What to work on |
Return the entries below in their exact form, leaving the pictures out.

•••••

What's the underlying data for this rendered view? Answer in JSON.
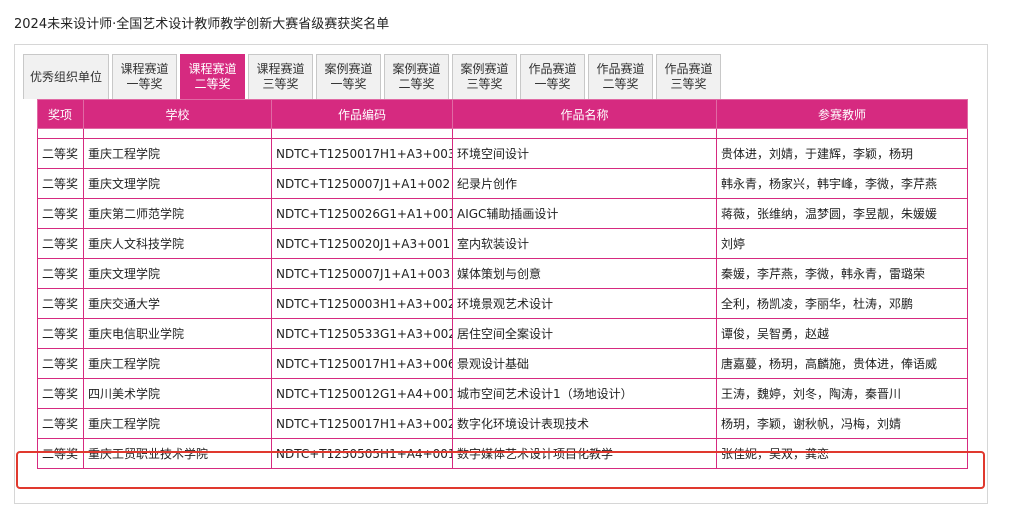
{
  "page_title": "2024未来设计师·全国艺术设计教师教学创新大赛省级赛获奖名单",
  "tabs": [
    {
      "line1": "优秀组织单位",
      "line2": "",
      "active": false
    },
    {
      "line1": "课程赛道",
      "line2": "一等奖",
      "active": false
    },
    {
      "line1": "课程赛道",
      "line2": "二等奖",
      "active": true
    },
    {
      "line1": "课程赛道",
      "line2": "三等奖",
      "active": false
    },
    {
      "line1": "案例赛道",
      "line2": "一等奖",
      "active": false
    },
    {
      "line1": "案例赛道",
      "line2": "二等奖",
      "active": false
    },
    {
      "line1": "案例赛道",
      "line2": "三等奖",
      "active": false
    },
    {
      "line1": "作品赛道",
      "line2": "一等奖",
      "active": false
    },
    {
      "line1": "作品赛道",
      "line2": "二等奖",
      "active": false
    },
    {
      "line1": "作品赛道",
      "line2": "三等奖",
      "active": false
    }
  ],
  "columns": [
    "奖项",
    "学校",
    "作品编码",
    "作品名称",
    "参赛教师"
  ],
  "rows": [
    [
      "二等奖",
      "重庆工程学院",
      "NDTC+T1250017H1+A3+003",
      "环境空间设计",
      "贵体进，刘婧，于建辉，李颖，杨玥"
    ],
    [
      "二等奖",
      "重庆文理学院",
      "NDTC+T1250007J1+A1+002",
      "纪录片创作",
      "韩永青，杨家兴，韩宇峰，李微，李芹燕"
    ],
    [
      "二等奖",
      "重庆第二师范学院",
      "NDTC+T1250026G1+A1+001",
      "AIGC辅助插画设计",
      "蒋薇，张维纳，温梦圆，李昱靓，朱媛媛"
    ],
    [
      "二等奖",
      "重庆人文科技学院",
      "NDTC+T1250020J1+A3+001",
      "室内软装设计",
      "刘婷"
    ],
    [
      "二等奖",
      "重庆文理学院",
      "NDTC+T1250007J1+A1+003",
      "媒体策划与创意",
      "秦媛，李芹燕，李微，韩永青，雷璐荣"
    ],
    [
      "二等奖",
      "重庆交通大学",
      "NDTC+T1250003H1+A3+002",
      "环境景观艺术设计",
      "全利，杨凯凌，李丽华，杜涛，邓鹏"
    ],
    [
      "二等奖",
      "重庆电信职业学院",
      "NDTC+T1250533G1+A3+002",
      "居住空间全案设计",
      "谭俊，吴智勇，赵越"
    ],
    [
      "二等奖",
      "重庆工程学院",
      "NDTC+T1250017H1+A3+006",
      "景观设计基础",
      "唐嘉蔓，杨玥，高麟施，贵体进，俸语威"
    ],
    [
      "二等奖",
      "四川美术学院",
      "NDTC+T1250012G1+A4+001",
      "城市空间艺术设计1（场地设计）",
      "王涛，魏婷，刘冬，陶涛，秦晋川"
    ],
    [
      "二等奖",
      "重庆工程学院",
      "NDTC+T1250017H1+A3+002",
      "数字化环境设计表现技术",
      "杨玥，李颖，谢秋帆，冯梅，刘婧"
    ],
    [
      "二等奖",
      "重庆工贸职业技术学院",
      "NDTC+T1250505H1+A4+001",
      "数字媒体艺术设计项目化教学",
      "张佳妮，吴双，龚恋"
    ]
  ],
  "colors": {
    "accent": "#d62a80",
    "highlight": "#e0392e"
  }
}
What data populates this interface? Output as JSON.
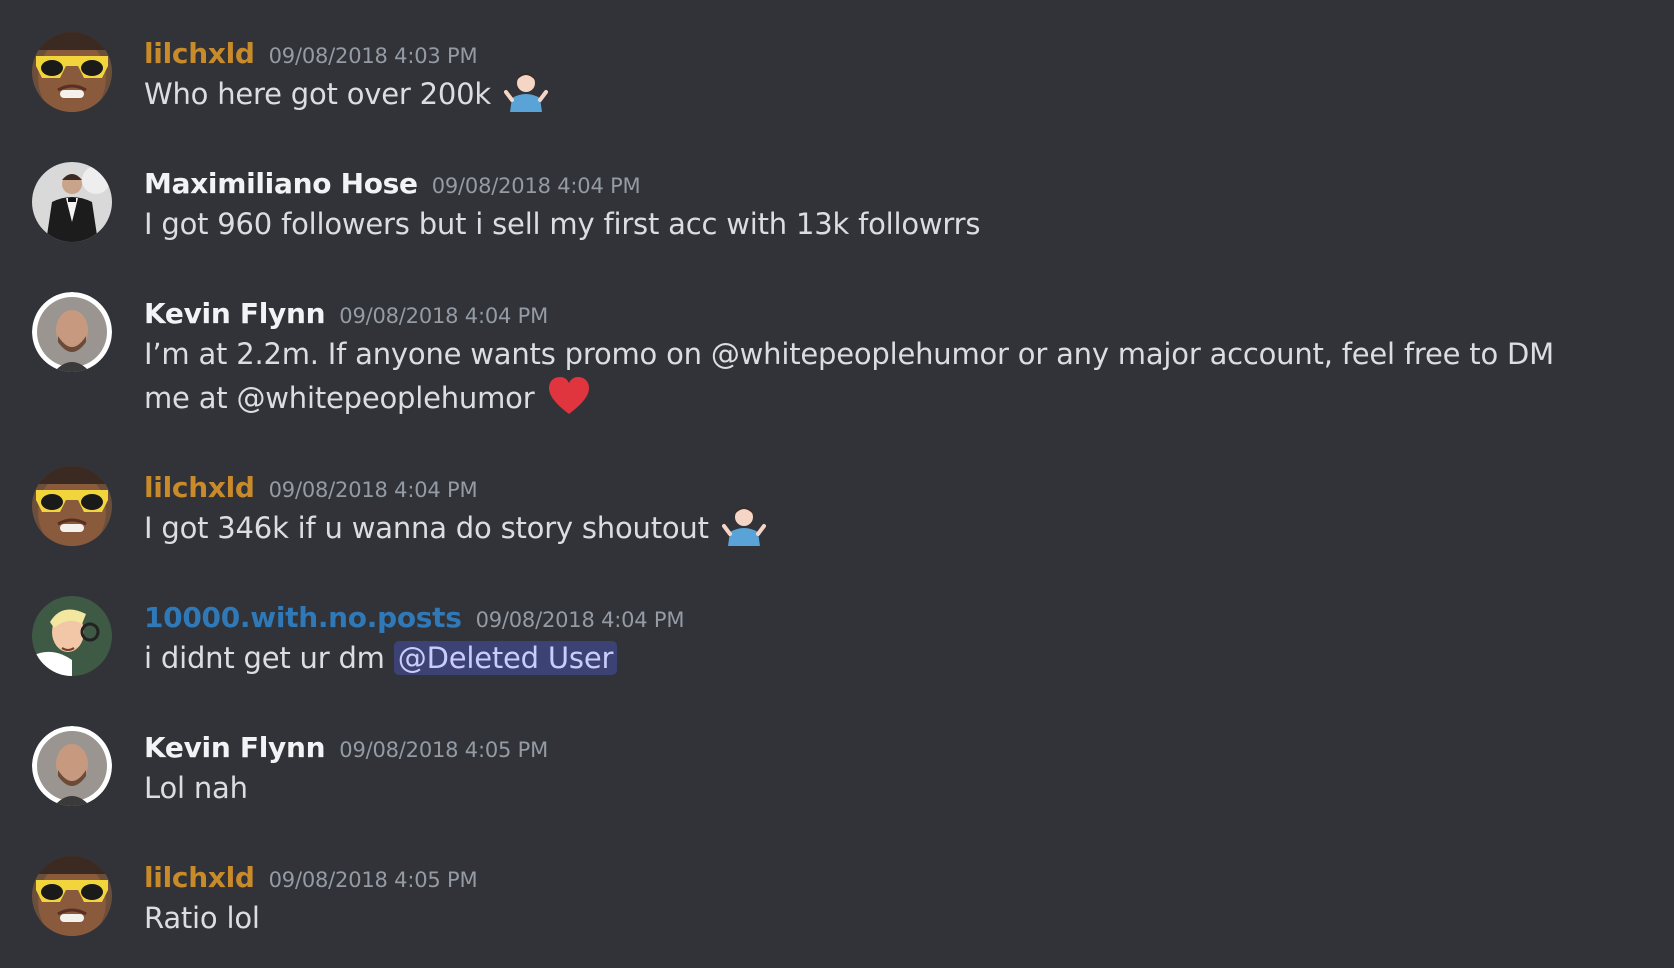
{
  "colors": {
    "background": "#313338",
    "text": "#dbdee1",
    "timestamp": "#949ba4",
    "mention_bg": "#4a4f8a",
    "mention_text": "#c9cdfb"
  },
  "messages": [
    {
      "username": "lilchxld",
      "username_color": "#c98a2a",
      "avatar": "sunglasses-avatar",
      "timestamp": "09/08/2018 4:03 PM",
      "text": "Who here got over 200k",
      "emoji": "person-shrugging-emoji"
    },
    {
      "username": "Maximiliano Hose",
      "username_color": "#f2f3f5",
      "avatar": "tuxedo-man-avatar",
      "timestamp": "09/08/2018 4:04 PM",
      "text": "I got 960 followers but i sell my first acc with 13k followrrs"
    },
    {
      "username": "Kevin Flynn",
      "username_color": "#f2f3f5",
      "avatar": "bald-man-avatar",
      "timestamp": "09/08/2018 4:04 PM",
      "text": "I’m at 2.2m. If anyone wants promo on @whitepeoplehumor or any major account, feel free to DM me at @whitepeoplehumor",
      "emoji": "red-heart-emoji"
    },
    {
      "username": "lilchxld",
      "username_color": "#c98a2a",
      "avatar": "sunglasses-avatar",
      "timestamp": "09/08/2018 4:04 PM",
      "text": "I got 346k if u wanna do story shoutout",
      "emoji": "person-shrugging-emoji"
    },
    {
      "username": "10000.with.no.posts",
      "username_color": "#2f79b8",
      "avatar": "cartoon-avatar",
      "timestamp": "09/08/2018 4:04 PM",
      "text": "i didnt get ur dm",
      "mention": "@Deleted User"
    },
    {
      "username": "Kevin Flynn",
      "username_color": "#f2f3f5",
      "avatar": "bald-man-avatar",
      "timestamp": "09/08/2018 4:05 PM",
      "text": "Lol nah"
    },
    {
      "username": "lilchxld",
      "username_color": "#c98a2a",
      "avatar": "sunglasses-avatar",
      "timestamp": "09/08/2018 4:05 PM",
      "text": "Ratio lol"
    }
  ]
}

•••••

Answer for the task |
What's the underlying data for this rendered view? Answer in JSON.
{
  "page_title": "2024未来设计师·全国艺术设计教师教学创新大赛省级赛获奖名单",
  "tabs": [
    {
      "line1": "优秀组织单位",
      "line2": "",
      "active": false
    },
    {
      "line1": "课程赛道",
      "line2": "一等奖",
      "active": false
    },
    {
      "line1": "课程赛道",
      "line2": "二等奖",
      "active": true
    },
    {
      "line1": "课程赛道",
      "line2": "三等奖",
      "active": false
    },
    {
      "line1": "案例赛道",
      "line2": "一等奖",
      "active": false
    },
    {
      "line1": "案例赛道",
      "line2": "二等奖",
      "active": false
    },
    {
      "line1": "案例赛道",
      "line2": "三等奖",
      "active": false
    },
    {
      "line1": "作品赛道",
      "line2": "一等奖",
      "active": false
    },
    {
      "line1": "作品赛道",
      "line2": "二等奖",
      "active": false
    },
    {
      "line1": "作品赛道",
      "line2": "三等奖",
      "active": false
    }
  ],
  "columns": [
    "奖项",
    "学校",
    "作品编码",
    "作品名称",
    "参赛教师"
  ],
  "rows": [
    [
      "二等奖",
      "重庆工程学院",
      "NDTC+T1250017H1+A3+003",
      "环境空间设计",
      "贵体进，刘婧，于建辉，李颖，杨玥"
    ],
    [
      "二等奖",
      "重庆文理学院",
      "NDTC+T1250007J1+A1+002",
      "纪录片创作",
      "韩永青，杨家兴，韩宇峰，李微，李芹燕"
    ],
    [
      "二等奖",
      "重庆第二师范学院",
      "NDTC+T1250026G1+A1+001",
      "AIGC辅助插画设计",
      "蒋薇，张维纳，温梦圆，李昱靓，朱媛媛"
    ],
    [
      "二等奖",
      "重庆人文科技学院",
      "NDTC+T1250020J1+A3+001",
      "室内软装设计",
      "刘婷"
    ],
    [
      "二等奖",
      "重庆文理学院",
      "NDTC+T1250007J1+A1+003",
      "媒体策划与创意",
      "秦媛，李芹燕，李微，韩永青，雷璐荣"
    ],
    [
      "二等奖",
      "重庆交通大学",
      "NDTC+T1250003H1+A3+002",
      "环境景观艺术设计",
      "全利，杨凯凌，李丽华，杜涛，邓鹏"
    ],
    [
      "二等奖",
      "重庆电信职业学院",
      "NDTC+T1250533G1+A3+002",
      "居住空间全案设计",
      "谭俊，吴智勇，赵越"
    ],
    [
      "二等奖",
      "重庆工程学院",
      "NDTC+T1250017H1+A3+006",
      "景观设计基础",
      "唐嘉蔓，杨玥，高麟施，贵体进，俸语威"
    ],
    [
      "二等奖",
      "四川美术学院",
      "NDTC+T1250012G1+A4+001",
      "城市空间艺术设计1（场地设计）",
      "王涛，魏婷，刘冬，陶涛，秦晋川"
    ],
    [
      "二等奖",
      "重庆工程学院",
      "NDTC+T1250017H1+A3+002",
      "数字化环境设计表现技术",
      "杨玥，李颖，谢秋帆，冯梅，刘婧"
    ],
    [
      "二等奖",
      "重庆工贸职业技术学院",
      "NDTC+T1250505H1+A4+001",
      "数字媒体艺术设计项目化教学",
      "张佳妮，吴双，龚恋"
    ]
  ],
  "colors": {
    "accent": "#d62a80",
    "highlight": "#e0392e"
  }
}
What data populates this interface? Output as JSON.
{
  "colors": {
    "background": "#313338",
    "text": "#dbdee1",
    "timestamp": "#949ba4",
    "mention_bg": "#4a4f8a",
    "mention_text": "#c9cdfb"
  },
  "messages": [
    {
      "username": "lilchxld",
      "username_color": "#c98a2a",
      "avatar": "sunglasses-avatar",
      "timestamp": "09/08/2018 4:03 PM",
      "text": "Who here got over 200k",
      "emoji": "person-shrugging-emoji"
    },
    {
      "username": "Maximiliano Hose",
      "username_color": "#f2f3f5",
      "avatar": "tuxedo-man-avatar",
      "timestamp": "09/08/2018 4:04 PM",
      "text": "I got 960 followers but i sell my first acc with 13k followrrs"
    },
    {
      "username": "Kevin Flynn",
      "username_color": "#f2f3f5",
      "avatar": "bald-man-avatar",
      "timestamp": "09/08/2018 4:04 PM",
      "text": "I’m at 2.2m. If anyone wants promo on @whitepeoplehumor or any major account, feel free to DM me at @whitepeoplehumor",
      "emoji": "red-heart-emoji"
    },
    {
      "username": "lilchxld",
      "username_color": "#c98a2a",
      "avatar": "sunglasses-avatar",
      "timestamp": "09/08/2018 4:04 PM",
      "text": "I got 346k if u wanna do story shoutout",
      "emoji": "person-shrugging-emoji"
    },
    {
      "username": "10000.with.no.posts",
      "username_color": "#2f79b8",
      "avatar": "cartoon-avatar",
      "timestamp": "09/08/2018 4:04 PM",
      "text": "i didnt get ur dm",
      "mention": "@Deleted User"
    },
    {
      "username": "Kevin Flynn",
      "username_color": "#f2f3f5",
      "avatar": "bald-man-avatar",
      "timestamp": "09/08/2018 4:05 PM",
      "text": "Lol nah"
    },
    {
      "username": "lilchxld",
      "username_color": "#c98a2a",
      "avatar": "sunglasses-avatar",
      "timestamp": "09/08/2018 4:05 PM",
      "text": "Ratio lol"
    }
  ]
}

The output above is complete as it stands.